(Data about app and page elements)

▽

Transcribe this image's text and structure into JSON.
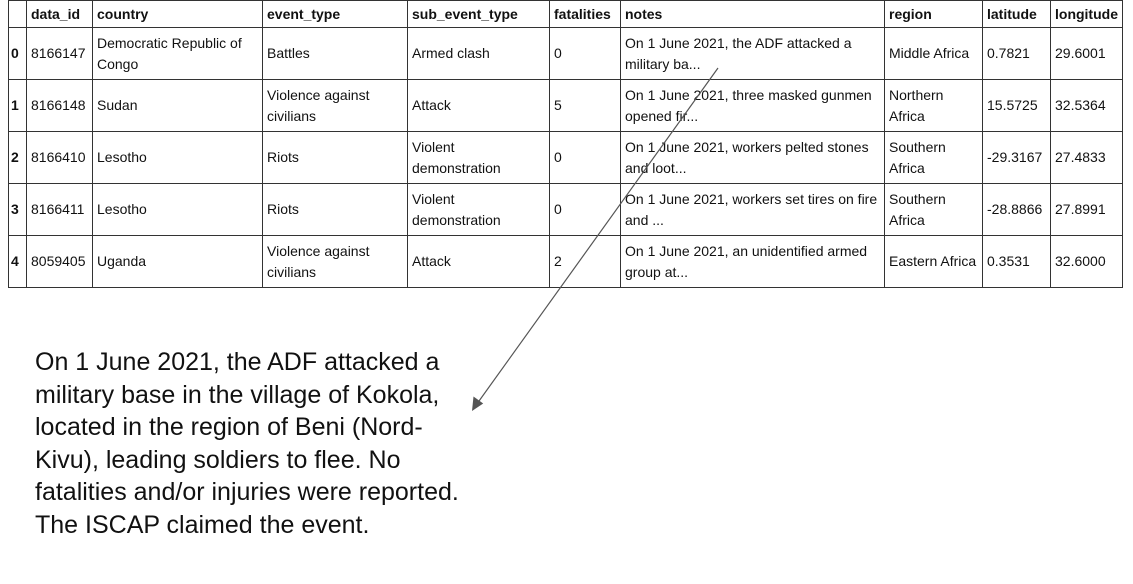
{
  "table": {
    "columns": [
      "data_id",
      "country",
      "event_type",
      "sub_event_type",
      "fatalities",
      "notes",
      "region",
      "latitude",
      "longitude"
    ],
    "rows": [
      {
        "index": "0",
        "data_id": "8166147",
        "country": "Democratic Republic of Congo",
        "event_type": "Battles",
        "sub_event_type": "Armed clash",
        "fatalities": "0",
        "notes": "On 1 June 2021, the ADF attacked a military ba...",
        "region": "Middle Africa",
        "latitude": "0.7821",
        "longitude": "29.6001"
      },
      {
        "index": "1",
        "data_id": "8166148",
        "country": "Sudan",
        "event_type": "Violence against civilians",
        "sub_event_type": "Attack",
        "fatalities": "5",
        "notes": "On 1 June 2021, three masked gunmen opened fir...",
        "region": "Northern Africa",
        "latitude": "15.5725",
        "longitude": "32.5364"
      },
      {
        "index": "2",
        "data_id": "8166410",
        "country": "Lesotho",
        "event_type": "Riots",
        "sub_event_type": "Violent demonstration",
        "fatalities": "0",
        "notes": "On 1 June 2021, workers pelted stones and loot...",
        "region": "Southern Africa",
        "latitude": "-29.3167",
        "longitude": "27.4833"
      },
      {
        "index": "3",
        "data_id": "8166411",
        "country": "Lesotho",
        "event_type": "Riots",
        "sub_event_type": "Violent demonstration",
        "fatalities": "0",
        "notes": "On 1 June 2021, workers set tires on fire and ...",
        "region": "Southern Africa",
        "latitude": "-28.8866",
        "longitude": "27.8991"
      },
      {
        "index": "4",
        "data_id": "8059405",
        "country": "Uganda",
        "event_type": "Violence against civilians",
        "sub_event_type": "Attack",
        "fatalities": "2",
        "notes": "On 1 June 2021, an unidentified armed group at...",
        "region": "Eastern Africa",
        "latitude": "0.3531",
        "longitude": "32.6000"
      }
    ]
  },
  "expanded_note": "On 1 June 2021, the ADF attacked a military base in the village of Kokola, located in the region of Beni (Nord-Kivu), leading soldiers to flee. No fatalities and/or injuries were reported. The ISCAP claimed the event.",
  "colors": {
    "border": "#333333",
    "text": "#111111",
    "arrow": "#555555"
  }
}
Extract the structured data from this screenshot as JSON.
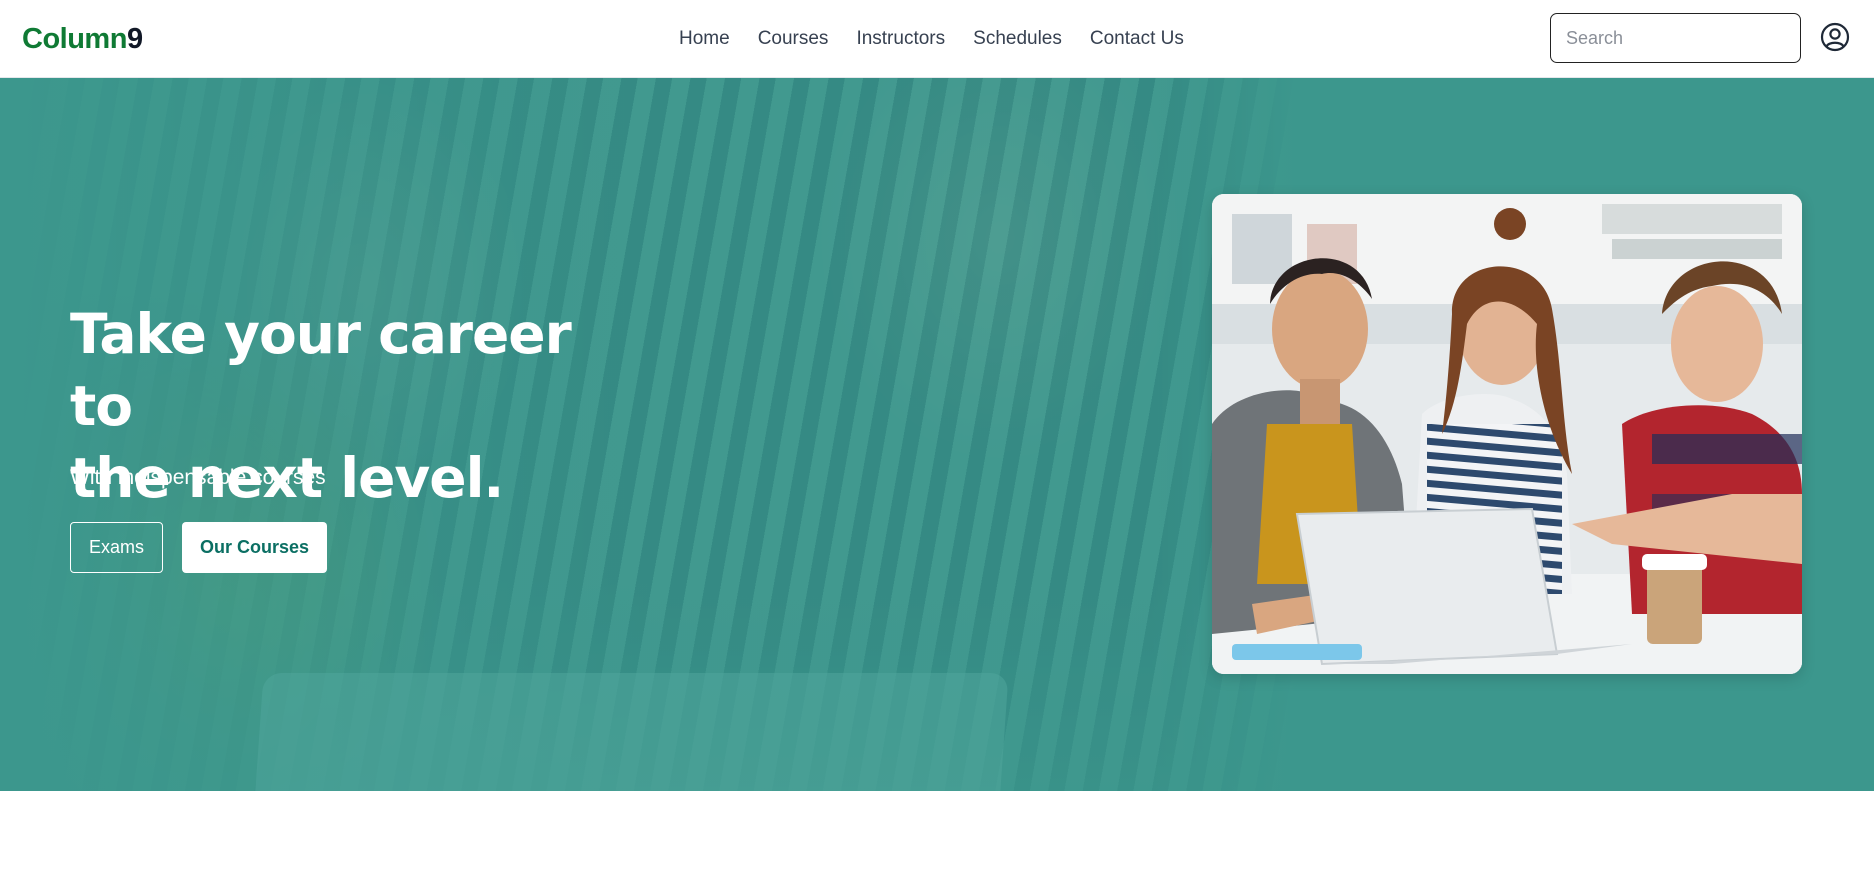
{
  "brand": {
    "word": "Column",
    "number": "9"
  },
  "nav": {
    "items": [
      {
        "label": "Home"
      },
      {
        "label": "Courses"
      },
      {
        "label": "Instructors"
      },
      {
        "label": "Schedules"
      },
      {
        "label": "Contact Us"
      }
    ]
  },
  "search": {
    "placeholder": "Search",
    "value": ""
  },
  "header_icons": {
    "user": "user-circle-icon"
  },
  "hero": {
    "title_line1": "Take your career to",
    "title_line2": "the next level.",
    "subtitle": "With indispensable courses",
    "buttons": {
      "exams": "Exams",
      "our_courses": "Our Courses"
    }
  },
  "colors": {
    "brand_green": "#0f7a34",
    "hero_teal": "#4f9e95",
    "button_text_teal": "#0b6f63"
  }
}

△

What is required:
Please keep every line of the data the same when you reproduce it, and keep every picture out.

Exercise solution:
Transcribe this image's text and structure into JSON.
{
  "table": {
    "columns": [
      "data_id",
      "country",
      "event_type",
      "sub_event_type",
      "fatalities",
      "notes",
      "region",
      "latitude",
      "longitude"
    ],
    "rows": [
      {
        "index": "0",
        "data_id": "8166147",
        "country": "Democratic Republic of Congo",
        "event_type": "Battles",
        "sub_event_type": "Armed clash",
        "fatalities": "0",
        "notes": "On 1 June 2021, the ADF attacked a military ba...",
        "region": "Middle Africa",
        "latitude": "0.7821",
        "longitude": "29.6001"
      },
      {
        "index": "1",
        "data_id": "8166148",
        "country": "Sudan",
        "event_type": "Violence against civilians",
        "sub_event_type": "Attack",
        "fatalities": "5",
        "notes": "On 1 June 2021, three masked gunmen opened fir...",
        "region": "Northern Africa",
        "latitude": "15.5725",
        "longitude": "32.5364"
      },
      {
        "index": "2",
        "data_id": "8166410",
        "country": "Lesotho",
        "event_type": "Riots",
        "sub_event_type": "Violent demonstration",
        "fatalities": "0",
        "notes": "On 1 June 2021, workers pelted stones and loot...",
        "region": "Southern Africa",
        "latitude": "-29.3167",
        "longitude": "27.4833"
      },
      {
        "index": "3",
        "data_id": "8166411",
        "country": "Lesotho",
        "event_type": "Riots",
        "sub_event_type": "Violent demonstration",
        "fatalities": "0",
        "notes": "On 1 June 2021, workers set tires on fire and ...",
        "region": "Southern Africa",
        "latitude": "-28.8866",
        "longitude": "27.8991"
      },
      {
        "index": "4",
        "data_id": "8059405",
        "country": "Uganda",
        "event_type": "Violence against civilians",
        "sub_event_type": "Attack",
        "fatalities": "2",
        "notes": "On 1 June 2021, an unidentified armed group at...",
        "region": "Eastern Africa",
        "latitude": "0.3531",
        "longitude": "32.6000"
      }
    ]
  },
  "expanded_note": "On 1 June 2021, the ADF attacked a military base in the village of Kokola, located in the region of Beni (Nord-Kivu), leading soldiers to flee. No fatalities and/or injuries were reported. The ISCAP claimed the event.",
  "colors": {
    "border": "#333333",
    "text": "#111111",
    "arrow": "#555555"
  }
}
Extract the structured data from this screenshot as JSON.
{
  "brand": {
    "word": "Column",
    "number": "9"
  },
  "nav": {
    "items": [
      {
        "label": "Home"
      },
      {
        "label": "Courses"
      },
      {
        "label": "Instructors"
      },
      {
        "label": "Schedules"
      },
      {
        "label": "Contact Us"
      }
    ]
  },
  "search": {
    "placeholder": "Search",
    "value": ""
  },
  "header_icons": {
    "user": "user-circle-icon"
  },
  "hero": {
    "title_line1": "Take your career to",
    "title_line2": "the next level.",
    "subtitle": "With indispensable courses",
    "buttons": {
      "exams": "Exams",
      "our_courses": "Our Courses"
    }
  },
  "colors": {
    "brand_green": "#0f7a34",
    "hero_teal": "#4f9e95",
    "button_text_teal": "#0b6f63"
  }
}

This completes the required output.